At their best, blogs are a valuable source of information. Those written by insiders with in-depth knowledge of their subject and contacts that no outside observer can hope to match can give a perspective that the mainstream media and even the more specialized trade press can’t equal.But blogs are in their infancy, and some practices we’re hearing about recently could endanger their credibility, if they continue.
Some bloggers are taking money to review products, and/or to say nice things about them. In some cases, apparently, it’s a case of accepting cash to write a review without promising to sing the product’s praises. In others it’s straight pay-for-praise.
Blogs that create the appearance of objective reporting or commentary carry an implied promise to the reader that their content is either objective fact or the honest opinion of the blogger. Taking pay to write about a product – especially to praise it – betrays the reader.
I know some readers will say “Oh come off it, the mainstream media does that all the time.” If you’re determined to believe that it will do very little good for me to say this, but I’ll say it anyway: that’s not true.
Yes, publications, like most blogs, earn revenue from advertising, and the more specialized the publication the more likely it is that many of the advertisers are the same companies being written about. Well-run publications are very careful not to let that fact influence their coverage. Those that aren’t so careful pay a price in credibility.
There are gray areas.

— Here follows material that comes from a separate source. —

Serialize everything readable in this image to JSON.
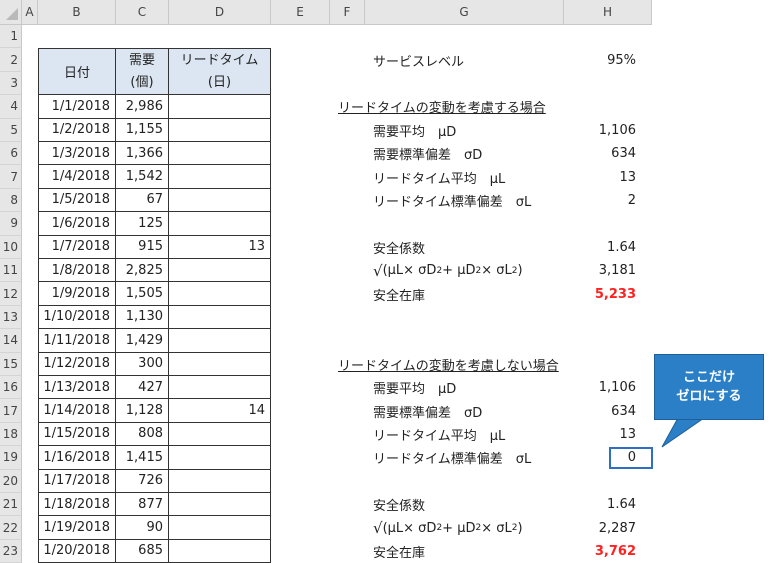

Vendors do spend lots of money trying to draw the media’s attention to their products, which sometimes includes paying reporters’ travel and accommodation costs to attend product launches and other events.

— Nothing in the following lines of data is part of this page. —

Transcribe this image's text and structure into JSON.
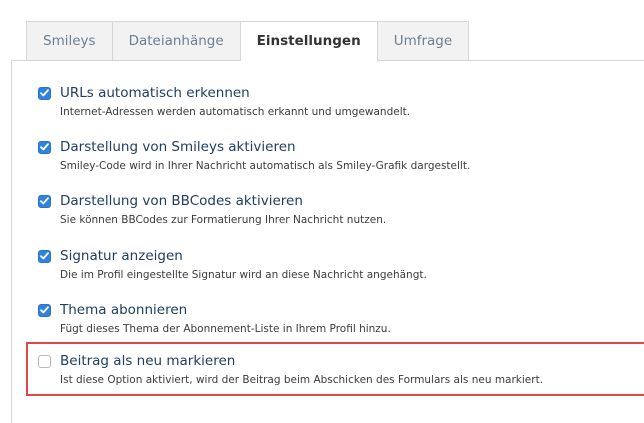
{
  "tabs": [
    {
      "label": "Smileys",
      "active": false
    },
    {
      "label": "Dateianhänge",
      "active": false
    },
    {
      "label": "Einstellungen",
      "active": true
    },
    {
      "label": "Umfrage",
      "active": false
    }
  ],
  "options": [
    {
      "title": "URLs automatisch erkennen",
      "description": "Internet-Adressen werden automatisch erkannt und umgewandelt.",
      "checked": true
    },
    {
      "title": "Darstellung von Smileys aktivieren",
      "description": "Smiley-Code wird in Ihrer Nachricht automatisch als Smiley-Grafik dargestellt.",
      "checked": true
    },
    {
      "title": "Darstellung von BBCodes aktivieren",
      "description": "Sie können BBCodes zur Formatierung Ihrer Nachricht nutzen.",
      "checked": true
    },
    {
      "title": "Signatur anzeigen",
      "description": "Die im Profil eingestellte Signatur wird an diese Nachricht angehängt.",
      "checked": true
    },
    {
      "title": "Thema abonnieren",
      "description": "Fügt dieses Thema der Abonnement-Liste in Ihrem Profil hinzu.",
      "checked": true
    },
    {
      "title": "Beitrag als neu markieren",
      "description": "Ist diese Option aktiviert, wird der Beitrag beim Abschicken des Formulars als neu markiert.",
      "checked": false,
      "highlighted": true
    }
  ],
  "colors": {
    "checkbox_checked": "#2f82de",
    "highlight_border": "#e1454c",
    "option_title": "#1f3e63",
    "tab_text": "#6a7f93"
  }
}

Personally I attend a few events – on average maybe two a year – where travel and accommodation and sometimes meals are paid for by a vendor or someone else with something to promote. I do so only when I’m confident the event is newsworthy, and I make no promises to write about it.
Everyone has their own rules about those things, but I don’t know any reporter who would take payment from a vendor to write about their product. At least I hope I don’t.
Because that isn’t a gray area. It’s crossing the line – not just straying a little bit to the other side but taking a long jump so far that when you turn around you can barely see the line in the distance.
There’s a lot of talk these days about citizen journalism. This might be a threat to people who make their living in the media, but it’s a promising development. More voices can’t help but be good – provided they’re credible. It’s unfortunate there are no universal standards for blogs. But in fact there are no universal standards for the traditional media either (and lets face it, the behaviour of a few media companies reflects that). It comes down to reputation.
When head-office bean counters tell newspaper columnists what to write, smart readers look elsewhere for their information. When bloggers sell mentions on their blogs to the highest bidders, without clearly labeling that paid promotion as advertising, smart readers will do the same. If too many bloggers do this, the entire medium risks being tarred with the same brush. Bloggers, take note.